2

Left to right – copper, gold and silver – very subtle on the clay. I added pigment and applied onto some stamped black paper – again, very transparent.

6

Finally, I added acrylic paint and rubbed some Pearl-Ex into the surface while it was tacky – lotsa bling.

Verdict for using CM Metallic on earthenware – 6 out of 10. It’s a little too transparent for my purposes, although two or three coats work well.

Best quality – it dries super quickly, so you could stencil it on a surface and go over it with watercolor or (of course) walnut ink almost immediately.

I checked on Amazon and somebody was selling it for $18 a jar – EEK! But  JoAnn’s has it online for about $6, which makes me think they might have it in their store as well for that price.

This is kind of a cool project using the medium that would lend itself to lots of spring-off ideas – I like the notion of covering the blocks with vintage pages – and maybe vintage photos?

Creative Blocks

Click image for directions

Freebie time!! I have four extra jars of this medium, one in each color, that I’m happy to share with you SHARDS guys. Just leave a comment for me and the first four people can have a jar to play with.

The only catch is that you need to be in San Antonio to pick them up at the Studio, because I don’t want to box and mail them. Yeah, I know – chintzy. Sigh.


I may not be pretty, but I work!!

I may not be pretty, but I work!!

SPEAKING OF FREEBIES and such, and because we all help each other out, I have an artist friend who is in need of a cheap car. Really cheap, just reliable transportation of any kind or condition or color. If you’re getting rid of an old vehicle or can donate one, please email me and I’ll pass the info along to her. She can afford to pay $1000 toward getting some wheels, but that’s about it. Help!

Thanks, as always, and stay tuned for more Studio updates – in the meantime, go out and play!

 

Save

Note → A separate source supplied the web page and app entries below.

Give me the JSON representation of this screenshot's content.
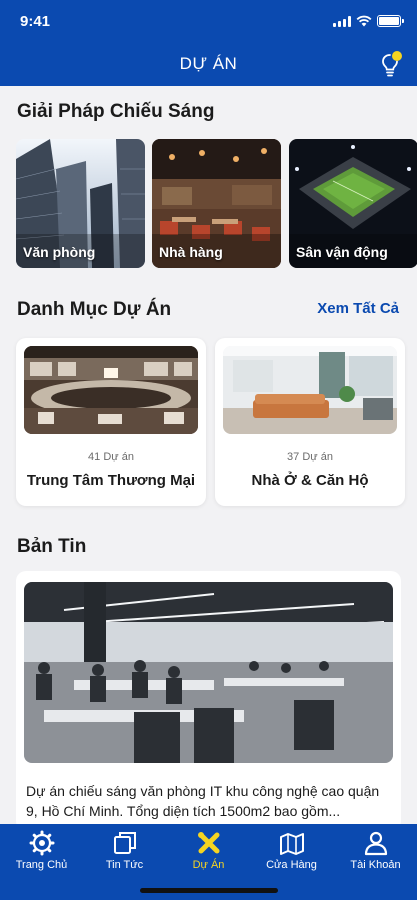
{
  "status_bar": {
    "time": "9:41"
  },
  "header": {
    "title": "DỰ ÁN",
    "bulb_icon": "lightbulb-icon"
  },
  "solutions": {
    "title": "Giải Pháp Chiếu Sáng",
    "items": [
      {
        "label": "Văn phòng"
      },
      {
        "label": "Nhà hàng"
      },
      {
        "label": "Sân vận động"
      }
    ]
  },
  "categories": {
    "title": "Danh Mục Dự Án",
    "see_all": "Xem Tất Cả",
    "items": [
      {
        "count": "41 Dự án",
        "name": "Trung Tâm Thương Mại"
      },
      {
        "count": "37 Dự án",
        "name": "Nhà Ở & Căn Hộ"
      }
    ]
  },
  "news": {
    "title": "Bản Tin",
    "items": [
      {
        "description": "Dự án chiếu sáng văn phòng IT khu công nghệ cao quận 9, Hồ Chí Minh. Tổng diện tích 1500m2 bao gồm..."
      }
    ]
  },
  "tabbar": {
    "active_color": "#f5d421",
    "items": [
      {
        "label": "Trang Chủ",
        "icon": "gear-home-icon"
      },
      {
        "label": "Tin Tức",
        "icon": "news-icon"
      },
      {
        "label": "Dự Án",
        "icon": "project-icon"
      },
      {
        "label": "Cửa Hàng",
        "icon": "store-map-icon"
      },
      {
        "label": "Tài Khoản",
        "icon": "user-icon"
      }
    ]
  },
  "colors": {
    "brand": "#0b4ab0",
    "accent": "#f5d421",
    "background": "#f2f2f4"
  }
}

Save

Pale and painterly papers

A collection of pale papers by Lyn and Lesta

A collection of pale papers by Lyn and Lesta

Lesta Frank and I are teaching a workshop this month called Whiter Shades of Pale. Recently we got together at my studio to play with surface design of all kinds and create papers that have subtle painterly textures and intriguing variations of the palest tints.

The workshop has been sold out for a while, but I thought you might like to see some of the results from our pre-workshop experiments.

The first idea, below, is so simple – you just do a reverse stamp onto tan kraft paper (like a shopping bag) using a white stamp pad or white acrylic paint soaked into a damp piece of felt. Another variation we did was to roll white acrylic paint onto a textured placemat and print the design onto the tan paper.

blog1

Below, tissue paper has been painted with clear acrylic matte medium, which causes the paper to wrinkle a bit, and then it was sprayed with walnut ink. It’s almost like tinted glass!

blog5
This is one of my favorites. Lesta stenciled white acrylic paint onto deli paper using a small paint roller, and after it was dry, soaked it briefly in strong coffee to “age” it.

blog8

blog7

This is an easy “cheater-ly” way (below) to make multiples of subtle designs for ready-made custom collage paper. We just lay various pale papers on a scanner, scanned them in to the computer, and then printed out 8.5″x11″ composite-designed papers. Lesta tinted the face on the example below with Portfolio oil pastels.

blog2

Cheesecloth can be used in so many ways to add interest to collages with pale papers. You can Gesso it and let is dry, then cut it into fragments. You can use Gold Gesso as well. You can also add it as a layer over textures, then paint over it with light tints of acrylic paint.

blog3

Finally, don’t forget that you can lighten images with your printer using MS Word – here’s a Renaissance face with its contrast decreased, printed on a plain piece of inkjet paper and mounted to matboard. I punched holes and will attach this to a collage as one of the final layers – hmm, and maybe cover it partially with tissue?

blog4

If you want to play around with pale papers, here are some materials you might want to try.

I hope you have a chance to use some of these ideas – you can make just a few pale papers and collage little 3×5″ creations for cards. Or whatever – pale is pretty!

Save

Save